The American Coalition for Ethanol (ACE) and more than 80 of its members convened on Capitol Hill to talk with legislators about issues critical to the ethanol industry, including the outcome of the RFS for 2014 and the infrastructure and market for higher ethanol blends.
The American Coalition for Ethanol (ACE) and more than 80 of its members are in Washington, DC, this week to meet with administration officials and members of Congress as part of ACE’s annual legislative fly-in.
Yesterday and today, ACE and its members have been in nearly 170 meetings with lawmakers or their staffs representing 45 states. ACE members will also meet with USDA Secretary Tom Vilsack, EPA Assistant Administrator Janet McCabe, and Special Assistant to the President for Energy and Climate Change Dan Utech.

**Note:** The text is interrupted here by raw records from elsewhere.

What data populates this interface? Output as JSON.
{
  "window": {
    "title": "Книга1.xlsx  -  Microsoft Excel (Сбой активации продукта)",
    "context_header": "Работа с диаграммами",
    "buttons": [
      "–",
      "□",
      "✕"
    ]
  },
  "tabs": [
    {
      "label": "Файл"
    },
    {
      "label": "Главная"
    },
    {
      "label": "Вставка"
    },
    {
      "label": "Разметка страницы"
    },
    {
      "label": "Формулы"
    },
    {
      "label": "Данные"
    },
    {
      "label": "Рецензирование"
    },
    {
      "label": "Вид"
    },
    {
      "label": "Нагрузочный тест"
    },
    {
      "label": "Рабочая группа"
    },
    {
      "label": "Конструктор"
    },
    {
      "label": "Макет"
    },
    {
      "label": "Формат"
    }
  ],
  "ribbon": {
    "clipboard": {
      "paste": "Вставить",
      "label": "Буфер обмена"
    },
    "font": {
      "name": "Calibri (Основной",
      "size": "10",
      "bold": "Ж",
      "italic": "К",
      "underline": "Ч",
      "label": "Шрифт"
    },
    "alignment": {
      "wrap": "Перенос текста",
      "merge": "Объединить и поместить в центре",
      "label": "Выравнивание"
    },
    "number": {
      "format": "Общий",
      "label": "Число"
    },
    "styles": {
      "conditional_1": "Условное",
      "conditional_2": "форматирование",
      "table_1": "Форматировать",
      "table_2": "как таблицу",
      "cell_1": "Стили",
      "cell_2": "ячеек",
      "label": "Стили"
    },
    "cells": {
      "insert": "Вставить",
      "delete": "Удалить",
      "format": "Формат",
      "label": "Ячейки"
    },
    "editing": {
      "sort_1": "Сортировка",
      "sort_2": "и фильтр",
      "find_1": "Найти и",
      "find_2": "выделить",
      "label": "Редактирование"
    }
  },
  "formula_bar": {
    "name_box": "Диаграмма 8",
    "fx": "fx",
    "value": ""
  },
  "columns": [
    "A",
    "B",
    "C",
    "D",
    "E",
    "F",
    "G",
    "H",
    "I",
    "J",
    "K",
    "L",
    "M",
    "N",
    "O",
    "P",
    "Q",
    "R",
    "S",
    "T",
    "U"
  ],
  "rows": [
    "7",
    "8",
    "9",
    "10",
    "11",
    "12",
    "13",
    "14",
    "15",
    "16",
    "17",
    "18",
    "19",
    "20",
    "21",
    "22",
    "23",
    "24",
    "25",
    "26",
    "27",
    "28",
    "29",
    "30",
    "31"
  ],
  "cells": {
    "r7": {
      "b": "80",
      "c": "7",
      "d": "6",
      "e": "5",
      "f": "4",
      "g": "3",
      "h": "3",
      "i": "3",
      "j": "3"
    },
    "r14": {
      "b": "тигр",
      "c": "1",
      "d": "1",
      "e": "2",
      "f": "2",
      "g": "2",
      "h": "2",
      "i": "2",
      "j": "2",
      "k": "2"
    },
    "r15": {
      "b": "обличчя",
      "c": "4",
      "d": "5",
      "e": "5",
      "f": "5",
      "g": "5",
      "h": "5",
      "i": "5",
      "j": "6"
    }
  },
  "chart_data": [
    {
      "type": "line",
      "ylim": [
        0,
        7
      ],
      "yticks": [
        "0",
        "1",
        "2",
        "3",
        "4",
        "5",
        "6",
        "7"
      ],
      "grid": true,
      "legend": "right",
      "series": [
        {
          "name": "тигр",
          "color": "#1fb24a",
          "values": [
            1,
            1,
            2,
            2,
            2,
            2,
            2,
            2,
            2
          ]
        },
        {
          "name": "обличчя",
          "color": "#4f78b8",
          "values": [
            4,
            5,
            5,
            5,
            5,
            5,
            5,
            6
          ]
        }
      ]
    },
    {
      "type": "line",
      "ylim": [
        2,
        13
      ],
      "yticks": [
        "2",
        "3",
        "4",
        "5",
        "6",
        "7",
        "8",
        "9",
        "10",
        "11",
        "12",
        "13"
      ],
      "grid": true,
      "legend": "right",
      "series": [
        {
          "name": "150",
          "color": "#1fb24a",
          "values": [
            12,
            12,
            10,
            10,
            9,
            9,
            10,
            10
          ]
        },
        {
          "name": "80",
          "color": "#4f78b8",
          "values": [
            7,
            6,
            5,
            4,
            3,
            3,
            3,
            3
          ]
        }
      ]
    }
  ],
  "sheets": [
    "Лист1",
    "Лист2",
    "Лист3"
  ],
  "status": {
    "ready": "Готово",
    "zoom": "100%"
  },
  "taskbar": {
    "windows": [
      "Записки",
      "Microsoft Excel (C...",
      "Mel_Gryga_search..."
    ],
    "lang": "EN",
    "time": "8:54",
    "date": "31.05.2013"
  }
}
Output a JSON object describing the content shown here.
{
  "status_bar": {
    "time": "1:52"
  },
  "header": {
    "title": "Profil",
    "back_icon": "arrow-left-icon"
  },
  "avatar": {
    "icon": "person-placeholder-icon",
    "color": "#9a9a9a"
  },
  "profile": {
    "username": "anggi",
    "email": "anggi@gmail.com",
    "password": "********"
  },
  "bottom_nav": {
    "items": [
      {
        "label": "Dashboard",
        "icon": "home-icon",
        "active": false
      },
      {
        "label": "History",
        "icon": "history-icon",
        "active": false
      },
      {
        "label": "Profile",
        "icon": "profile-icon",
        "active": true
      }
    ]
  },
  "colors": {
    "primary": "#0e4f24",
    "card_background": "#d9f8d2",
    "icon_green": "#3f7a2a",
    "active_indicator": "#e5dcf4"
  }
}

Fuel retailers are also participating in the fly-in. “These retailers have installed equipment to sell E15 and E85, and share with legislators their first-hand success with getting over the E10 blend wall,” said Chuck Beck, public affairs director, ACE. Moreover, most of the retailers were willing to share their sales figures showing the growing interest in higher ethanol blends, he added. “They all pointed out that the equipment and infrastructure costs are not as bad as Big Oil argues,” Beck said. “They also tried to show how restrictive oil chain contracts can be if a retailer wants to remain a branded station. We felt this was an important rebuttal to the free market argument that the anti-ethanol forces in Congress try to point out.”
Asked about the feedback that ACE and its members have received about EPA’s proposal to reduce the volume requirements in the RFS for 2014, Beck said, “We’ve heard a variety of responses on the RFS. Some say it’s unlikely the issue will be addressed in Congress this year given the limited amount of working days left on the legislative calendar. However, during one of our meetings, it was mentioned that a Republican senator from the South tried to tack onto the Ukrainian aid bill an amendment that would eliminate the RFS within five years. Regarding the EPA’s proposal, our attendees, based on what we have heard in Washington this week, feel cautiously optimistic that the final rule may be a little friendlier to us than EPA first proposed.”